But you don’t need to start from scratch. There are a lot of great roast profiles publically available in the Online Roast Profile Library. Some of these profiles are from IKAWA, and others developed and shared by different coffee professionals. Sometimes these profiles will be perfect from the start, or perhaps you might dial them in slightly. If you don’t know where to start, try IKAWA Sample Roast 1 and go from there. 

IKAWA Pro roasters make sample roasting super accessible and efficient. With our goal of helping coffee professionals evaluate coffee, we are expanding the IKAWA Pro App to include powerful, simple, and free tools to create and record cuppings in app, and do it live connected with others. We call it IKAWA Cup. Read more on this here.


Once we have chosen a coffee and made a buying decision, we want to know how we’ll roast it on our production roaster. Your IKAWA Pro can help you with this too by allowing you to easily experiment and discover the best attributes in the coffee, and how to unlock this in the roast. We call this profiling or profile roasting. In other words, it’s time to play and get creative!

Profiling is about influencing the parameters in order to control how the beans behave during the roast, which is significantly different to sample evaluation. We want to understand how the physical characteristics of a coffee, like its moisture content, density, or screen size, could affect the roast profile and then adjust the roasting parameters to achieve the desired outcome. 

Before deciding on how to approach the roast, we need to clearly identify our objective: what are we trying to achieve in the process? Perhaps we are looking at enhancing the acidity or sweetness of the coffee, or improving its balance and increasing its body, or we simply might want to learn about the coffee and see how it reacts to different levels of heat application. This objective will dictate our roast profile parameters.

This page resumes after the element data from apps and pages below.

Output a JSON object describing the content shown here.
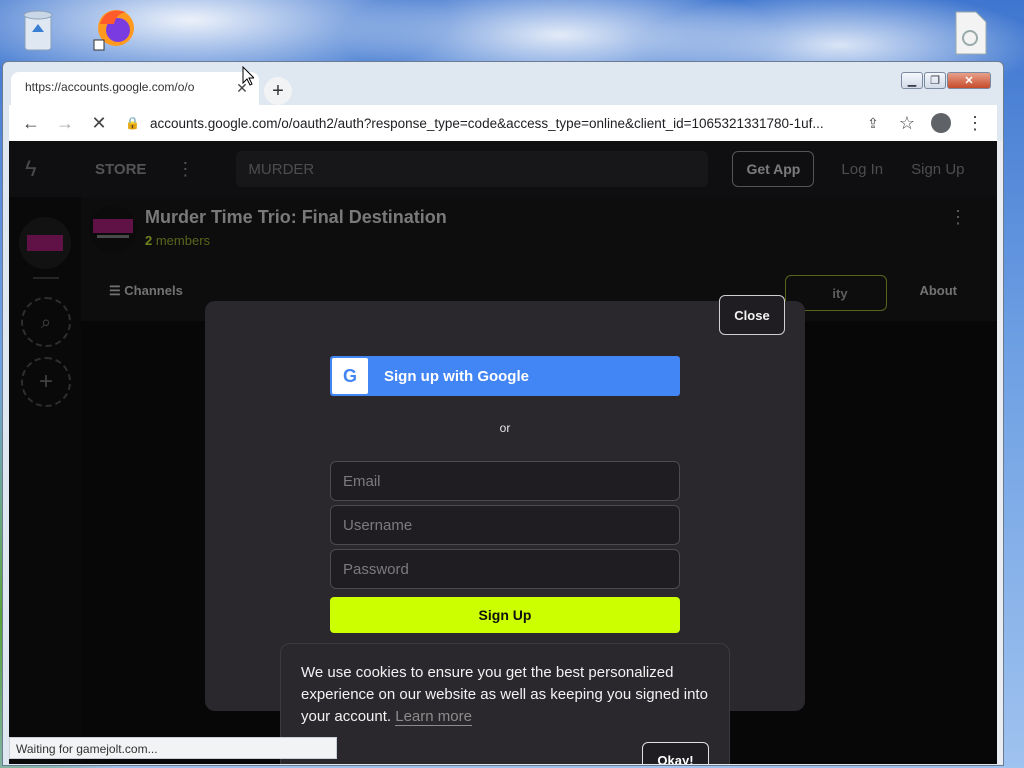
{
  "browser": {
    "tab_title": "https://accounts.google.com/o/o",
    "address": "accounts.google.com/o/oauth2/auth?response_type=code&access_type=online&client_id=1065321331780-1uf...",
    "status": "Waiting for gamejolt.com..."
  },
  "site": {
    "store": "STORE",
    "search_value": "MURDER",
    "get_app": "Get App",
    "login": "Log In",
    "signup": "Sign Up"
  },
  "group": {
    "title": "Murder Time Trio: Final Destination",
    "member_count": "2",
    "member_suffix": " members",
    "channels": "Channels",
    "community_partial": "ity",
    "about": "About"
  },
  "modal": {
    "close": "Close",
    "google": "Sign up with Google",
    "or": "or",
    "email_placeholder": "Email",
    "username_placeholder": "Username",
    "password_placeholder": "Password",
    "submit": "Sign Up"
  },
  "cookie": {
    "message": "We use cookies to ensure you get the best personalized experience on our website as well as keeping you signed into your account.",
    "learn_more": "Learn more",
    "okay": "Okay!"
  },
  "colors": {
    "accent": "#ccff00",
    "google_blue": "#4285f4"
  }
}
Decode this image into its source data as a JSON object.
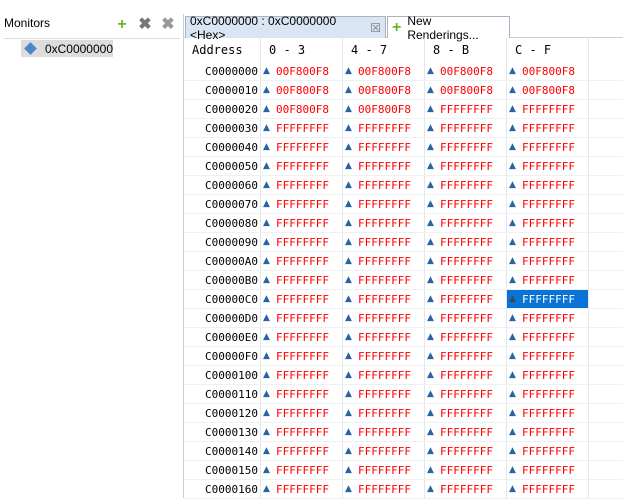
{
  "monitors": {
    "title": "Monitors",
    "items": [
      {
        "label": "0xC0000000"
      }
    ]
  },
  "tabs": [
    {
      "label": "0xC0000000 : 0xC0000000 <Hex>"
    },
    {
      "label": "New Renderings..."
    }
  ],
  "columns": [
    "Address",
    "0 - 3",
    "4 - 7",
    "8 - B",
    "C - F"
  ],
  "rows": [
    [
      "C0000000",
      "00F800F8",
      "00F800F8",
      "00F800F8",
      "00F800F8"
    ],
    [
      "C0000010",
      "00F800F8",
      "00F800F8",
      "00F800F8",
      "00F800F8"
    ],
    [
      "C0000020",
      "00F800F8",
      "00F800F8",
      "FFFFFFFF",
      "FFFFFFFF"
    ],
    [
      "C0000030",
      "FFFFFFFF",
      "FFFFFFFF",
      "FFFFFFFF",
      "FFFFFFFF"
    ],
    [
      "C0000040",
      "FFFFFFFF",
      "FFFFFFFF",
      "FFFFFFFF",
      "FFFFFFFF"
    ],
    [
      "C0000050",
      "FFFFFFFF",
      "FFFFFFFF",
      "FFFFFFFF",
      "FFFFFFFF"
    ],
    [
      "C0000060",
      "FFFFFFFF",
      "FFFFFFFF",
      "FFFFFFFF",
      "FFFFFFFF"
    ],
    [
      "C0000070",
      "FFFFFFFF",
      "FFFFFFFF",
      "FFFFFFFF",
      "FFFFFFFF"
    ],
    [
      "C0000080",
      "FFFFFFFF",
      "FFFFFFFF",
      "FFFFFFFF",
      "FFFFFFFF"
    ],
    [
      "C0000090",
      "FFFFFFFF",
      "FFFFFFFF",
      "FFFFFFFF",
      "FFFFFFFF"
    ],
    [
      "C00000A0",
      "FFFFFFFF",
      "FFFFFFFF",
      "FFFFFFFF",
      "FFFFFFFF"
    ],
    [
      "C00000B0",
      "FFFFFFFF",
      "FFFFFFFF",
      "FFFFFFFF",
      "FFFFFFFF"
    ],
    [
      "C00000C0",
      "FFFFFFFF",
      "FFFFFFFF",
      "FFFFFFFF",
      "FFFFFFFF"
    ],
    [
      "C00000D0",
      "FFFFFFFF",
      "FFFFFFFF",
      "FFFFFFFF",
      "FFFFFFFF"
    ],
    [
      "C00000E0",
      "FFFFFFFF",
      "FFFFFFFF",
      "FFFFFFFF",
      "FFFFFFFF"
    ],
    [
      "C00000F0",
      "FFFFFFFF",
      "FFFFFFFF",
      "FFFFFFFF",
      "FFFFFFFF"
    ],
    [
      "C0000100",
      "FFFFFFFF",
      "FFFFFFFF",
      "FFFFFFFF",
      "FFFFFFFF"
    ],
    [
      "C0000110",
      "FFFFFFFF",
      "FFFFFFFF",
      "FFFFFFFF",
      "FFFFFFFF"
    ],
    [
      "C0000120",
      "FFFFFFFF",
      "FFFFFFFF",
      "FFFFFFFF",
      "FFFFFFFF"
    ],
    [
      "C0000130",
      "FFFFFFFF",
      "FFFFFFFF",
      "FFFFFFFF",
      "FFFFFFFF"
    ],
    [
      "C0000140",
      "FFFFFFFF",
      "FFFFFFFF",
      "FFFFFFFF",
      "FFFFFFFF"
    ],
    [
      "C0000150",
      "FFFFFFFF",
      "FFFFFFFF",
      "FFFFFFFF",
      "FFFFFFFF"
    ],
    [
      "C0000160",
      "FFFFFFFF",
      "FFFFFFFF",
      "FFFFFFFF",
      "FFFFFFFF"
    ]
  ],
  "selected": {
    "row": 12,
    "col": 4
  },
  "colors": {
    "value": "#ff0000",
    "selection": "#0a74d6"
  }
}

It goes without saying that using an IKAWA Pro for profiling and experimenting with 50 or 100 grams of coffee per roast is more cost-effective than using 5 or 10kg of coffee on a production roaster. It is also less wasteful, especially when profiling coffees available in very small amounts like micro-lots or expensive competition coffees.

Some users have a handful of different types of IKAWA roast profiles that they try on one particular coffee. By roasting the same coffees in different ways, it helps get a more 3D view of the coffee, and informs the approach to production roasting. 

The final step of any small-batch roasting is the sensory evaluation of the roasted samples. It is easy to do a visual check first on each sample, as some potential roasting errors could be visible to the eye, and then we can proceed to cupping.

In the new IKAWA Cup feature, the cupping results of these roasted samples can quickly be added via a simple form in the app. IKAWA Cup makes it easy to do blind cuppings, which is highly recommended during the sample evaluation process to avoid any bias.

We’re also really excited about the Shared Tables feature – allowing group cuppings to be set up. This is all free for anyone to use and is available from App Store.

Invest in an IKAWA, or find out more.

Guest post by Aïssatou Diallo

Aïssatou Diallo is a coffee professional with over 8 years of experience in the speciality coffee industry. She has worked across the whole coffee supply chain, from roasting for industry leaders, to quality control, green coffee sales, sourcing, and overall management of the European operations for a Latin American green coffee exporter. She is the founder and director of Coffee and Fripes, a new concept store in East London, combining speciality coffee and vintage clothing.

author-img By Aïssatou Diallo